-------- Data for this exercise

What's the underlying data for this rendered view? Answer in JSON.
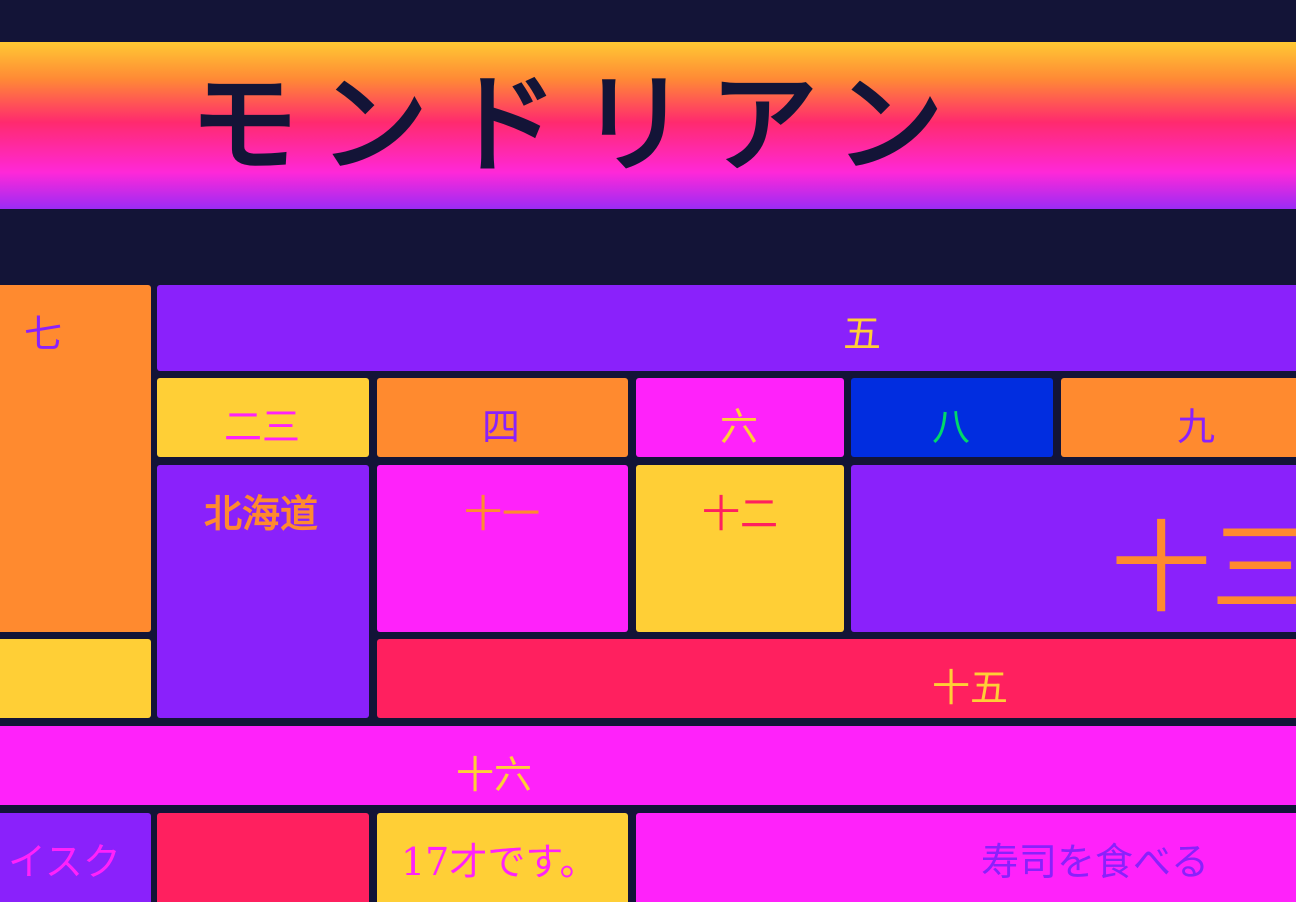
{
  "banner": {
    "title": "モンドリアン"
  },
  "cells": {
    "seven": "七",
    "five": "五",
    "twothree": "二三",
    "four": "四",
    "six": "六",
    "eight": "八",
    "nine": "九",
    "hokkaido": "北海道",
    "eleven": "十一",
    "twelve": "十二",
    "thirteen": "十三",
    "fifteen": "十五",
    "sixteen": "十六",
    "isuku": "イスク",
    "seventeen": "17才です。",
    "sushi": "寿司を食べる"
  },
  "colors": {
    "background": "#131437",
    "purple": "#8a21fb",
    "orange": "#ff8a2f",
    "yellow": "#ffcf36",
    "magenta": "#ff22fa",
    "blue": "#012de0",
    "red": "#ff205f",
    "green": "#00d96a"
  }
}
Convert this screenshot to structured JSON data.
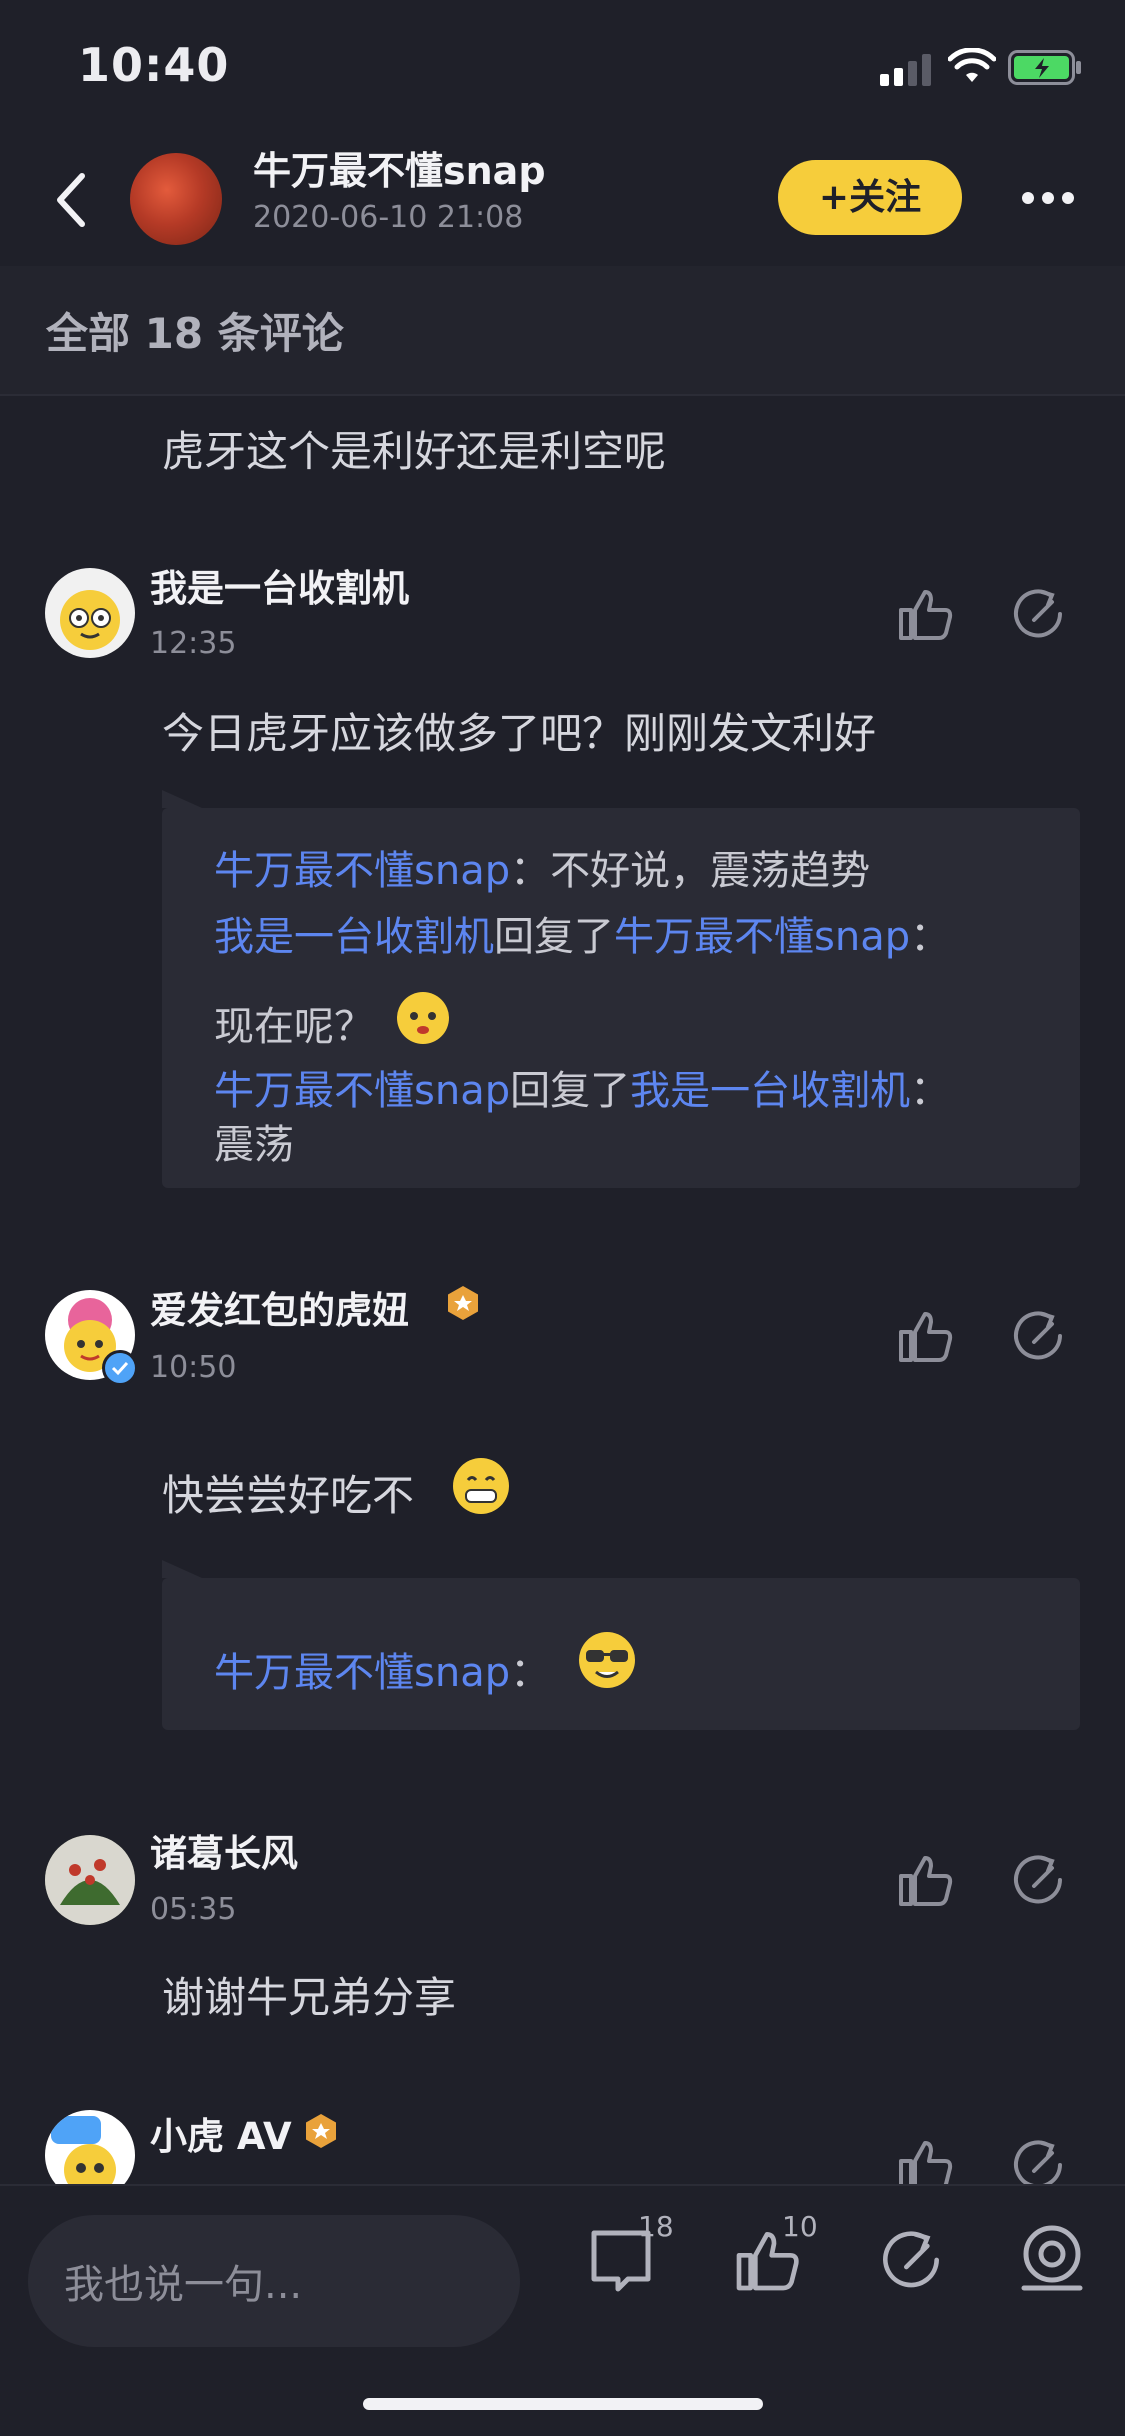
{
  "status_bar": {
    "time": "10:40"
  },
  "header": {
    "author_name": "牛万最不懂snap",
    "date": "2020-06-10 21:08",
    "follow_label": "+关注"
  },
  "comments_header": {
    "count_text": "全部 18 条评论"
  },
  "top_reply_text": "虎牙这个是利好还是利空呢",
  "comments": [
    {
      "username": "我是一台收割机",
      "time": "12:35",
      "text": "今日虎牙应该做多了吧？刚刚发文利好",
      "replies": [
        {
          "from": "牛万最不懂snap",
          "sep": "：",
          "text": "不好说，震荡趋势"
        },
        {
          "from": "我是一台收割机",
          "verb": "回复了",
          "to": "牛万最不懂snap",
          "sep": "：",
          "text": "现在呢？"
        },
        {
          "from": "牛万最不懂snap",
          "verb": "回复了",
          "to": "我是一台收割机",
          "sep": "：",
          "text": "震荡"
        }
      ]
    },
    {
      "username": "爱发红包的虎妞",
      "time": "10:50",
      "text": "快尝尝好吃不",
      "replies": [
        {
          "from": "牛万最不懂snap",
          "sep": "："
        }
      ]
    },
    {
      "username": "诸葛长风",
      "time": "05:35",
      "text": "谢谢牛兄弟分享"
    },
    {
      "username": "小虎 AV"
    }
  ],
  "bottom_bar": {
    "input_placeholder": "我也说一句...",
    "comment_count": "18",
    "like_count": "10"
  },
  "colors": {
    "background": "#1f2029",
    "accent_yellow": "#f6cd3b",
    "link_blue": "#5d86f0",
    "reply_box": "#2a2b35"
  },
  "icons": [
    "back-icon",
    "more-icon",
    "thumbs-up-icon",
    "share-icon",
    "comment-icon",
    "camera-icon",
    "signal-icon",
    "wifi-icon",
    "battery-icon"
  ]
}
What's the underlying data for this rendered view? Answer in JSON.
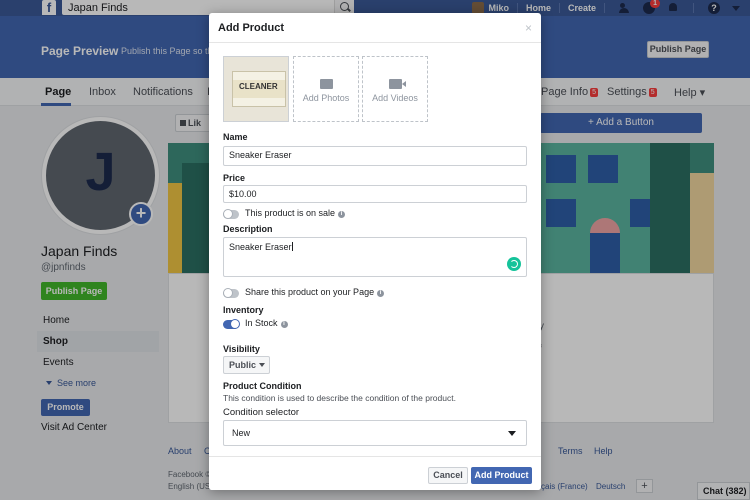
{
  "topbar": {
    "search_value": "Japan Finds",
    "user_name": "Miko",
    "home": "Home",
    "create": "Create",
    "messages_badge": "1"
  },
  "preview": {
    "title": "Page Preview",
    "subtitle": "Publish this Page so tha",
    "publish_label": "Publish Page"
  },
  "nav": {
    "tabs": [
      {
        "label": "Page"
      },
      {
        "label": "Inbox"
      },
      {
        "label": "Notifications"
      },
      {
        "label": "I"
      },
      {
        "label": "Page Info"
      },
      {
        "label": "Settings"
      },
      {
        "label": "Help ▾"
      }
    ],
    "page_info_badge": "5",
    "settings_badge": "5"
  },
  "profile": {
    "initial": "J",
    "name": "Japan Finds",
    "handle": "@jpnfinds",
    "publish_label": "Publish Page"
  },
  "left_nav": {
    "items": [
      {
        "label": "Home"
      },
      {
        "label": "Shop"
      },
      {
        "label": "Events"
      }
    ],
    "see_more": "See more",
    "promote": "Promote",
    "visit_ad": "Visit Ad Center"
  },
  "main": {
    "like_label": "Lik",
    "add_button_label": "+ Add a Button",
    "card_text_1": "y",
    "card_text_2": "f"
  },
  "footer": {
    "about": "About",
    "c": "C",
    "terms": "Terms",
    "help": "Help",
    "copyright": "Facebook ©",
    "english": "English (US",
    "francais": "çais (France)",
    "deutsch": "Deutsch",
    "plus": "+"
  },
  "chat": {
    "label": "Chat (382)"
  },
  "modal": {
    "title": "Add Product",
    "close": "×",
    "thumb_text": "CLEANER",
    "add_photos": "Add Photos",
    "add_videos": "Add Videos",
    "name_label": "Name",
    "name_value": "Sneaker Eraser",
    "price_label": "Price",
    "price_value": "$10.00",
    "on_sale_label": "This product is on sale",
    "description_label": "Description",
    "description_value": "Sneaker Eraser",
    "share_label": "Share this product on your Page",
    "inventory_label": "Inventory",
    "in_stock_label": "In Stock",
    "visibility_label": "Visibility",
    "visibility_value": "Public",
    "condition_label": "Product Condition",
    "condition_desc": "This condition is used to describe the condition of the product.",
    "condition_selector_label": "Condition selector",
    "condition_value": "New",
    "cancel_label": "Cancel",
    "add_label": "Add Product",
    "info_glyph": "i"
  },
  "colors": {
    "fb_blue": "#3b5998",
    "preview_blue": "#4267b2",
    "green": "#42b72a"
  }
}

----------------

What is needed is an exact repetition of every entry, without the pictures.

Task answer:
What's the underlying data for this rendered view? Answer in JSON.
{
  "banner": {
    "title": "モンドリアン"
  },
  "cells": {
    "seven": "七",
    "five": "五",
    "twothree": "二三",
    "four": "四",
    "six": "六",
    "eight": "八",
    "nine": "九",
    "hokkaido": "北海道",
    "eleven": "十一",
    "twelve": "十二",
    "thirteen": "十三",
    "fifteen": "十五",
    "sixteen": "十六",
    "isuku": "イスク",
    "seventeen": "17才です。",
    "sushi": "寿司を食べる"
  },
  "colors": {
    "background": "#131437",
    "purple": "#8a21fb",
    "orange": "#ff8a2f",
    "yellow": "#ffcf36",
    "magenta": "#ff22fa",
    "blue": "#012de0",
    "red": "#ff205f",
    "green": "#00d96a"
  }
}
Convert this screenshot to structured JSON data.
{
  "status_bar": {
    "time": "10:40"
  },
  "header": {
    "author_name": "牛万最不懂snap",
    "date": "2020-06-10 21:08",
    "follow_label": "+关注"
  },
  "comments_header": {
    "count_text": "全部 18 条评论"
  },
  "top_reply_text": "虎牙这个是利好还是利空呢",
  "comments": [
    {
      "username": "我是一台收割机",
      "time": "12:35",
      "text": "今日虎牙应该做多了吧？刚刚发文利好",
      "replies": [
        {
          "from": "牛万最不懂snap",
          "sep": "：",
          "text": "不好说，震荡趋势"
        },
        {
          "from": "我是一台收割机",
          "verb": "回复了",
          "to": "牛万最不懂snap",
          "sep": "：",
          "text": "现在呢？"
        },
        {
          "from": "牛万最不懂snap",
          "verb": "回复了",
          "to": "我是一台收割机",
          "sep": "：",
          "text": "震荡"
        }
      ]
    },
    {
      "username": "爱发红包的虎妞",
      "time": "10:50",
      "text": "快尝尝好吃不",
      "replies": [
        {
          "from": "牛万最不懂snap",
          "sep": "："
        }
      ]
    },
    {
      "username": "诸葛长风",
      "time": "05:35",
      "text": "谢谢牛兄弟分享"
    },
    {
      "username": "小虎 AV"
    }
  ],
  "bottom_bar": {
    "input_placeholder": "我也说一句...",
    "comment_count": "18",
    "like_count": "10"
  },
  "colors": {
    "background": "#1f2029",
    "accent_yellow": "#f6cd3b",
    "link_blue": "#5d86f0",
    "reply_box": "#2a2b35"
  },
  "icons": [
    "back-icon",
    "more-icon",
    "thumbs-up-icon",
    "share-icon",
    "comment-icon",
    "camera-icon",
    "signal-icon",
    "wifi-icon",
    "battery-icon"
  ]
}
What's the underlying data for this rendered view? Answer in JSON.
{
  "topbar": {
    "search_value": "Japan Finds",
    "user_name": "Miko",
    "home": "Home",
    "create": "Create",
    "messages_badge": "1"
  },
  "preview": {
    "title": "Page Preview",
    "subtitle": "Publish this Page so tha",
    "publish_label": "Publish Page"
  },
  "nav": {
    "tabs": [
      {
        "label": "Page"
      },
      {
        "label": "Inbox"
      },
      {
        "label": "Notifications"
      },
      {
        "label": "I"
      },
      {
        "label": "Page Info"
      },
      {
        "label": "Settings"
      },
      {
        "label": "Help ▾"
      }
    ],
    "page_info_badge": "5",
    "settings_badge": "5"
  },
  "profile": {
    "initial": "J",
    "name": "Japan Finds",
    "handle": "@jpnfinds",
    "publish_label": "Publish Page"
  },
  "left_nav": {
    "items": [
      {
        "label": "Home"
      },
      {
        "label": "Shop"
      },
      {
        "label": "Events"
      }
    ],
    "see_more": "See more",
    "promote": "Promote",
    "visit_ad": "Visit Ad Center"
  },
  "main": {
    "like_label": "Lik",
    "add_button_label": "+ Add a Button",
    "card_text_1": "y",
    "card_text_2": "f"
  },
  "footer": {
    "about": "About",
    "c": "C",
    "terms": "Terms",
    "help": "Help",
    "copyright": "Facebook ©",
    "english": "English (US",
    "francais": "çais (France)",
    "deutsch": "Deutsch",
    "plus": "+"
  },
  "chat": {
    "label": "Chat (382)"
  },
  "modal": {
    "title": "Add Product",
    "close": "×",
    "thumb_text": "CLEANER",
    "add_photos": "Add Photos",
    "add_videos": "Add Videos",
    "name_label": "Name",
    "name_value": "Sneaker Eraser",
    "price_label": "Price",
    "price_value": "$10.00",
    "on_sale_label": "This product is on sale",
    "description_label": "Description",
    "description_value": "Sneaker Eraser",
    "share_label": "Share this product on your Page",
    "inventory_label": "Inventory",
    "in_stock_label": "In Stock",
    "visibility_label": "Visibility",
    "visibility_value": "Public",
    "condition_label": "Product Condition",
    "condition_desc": "This condition is used to describe the condition of the product.",
    "condition_selector_label": "Condition selector",
    "condition_value": "New",
    "cancel_label": "Cancel",
    "add_label": "Add Product",
    "info_glyph": "i"
  },
  "colors": {
    "fb_blue": "#3b5998",
    "preview_blue": "#4267b2",
    "green": "#42b72a"
  }
}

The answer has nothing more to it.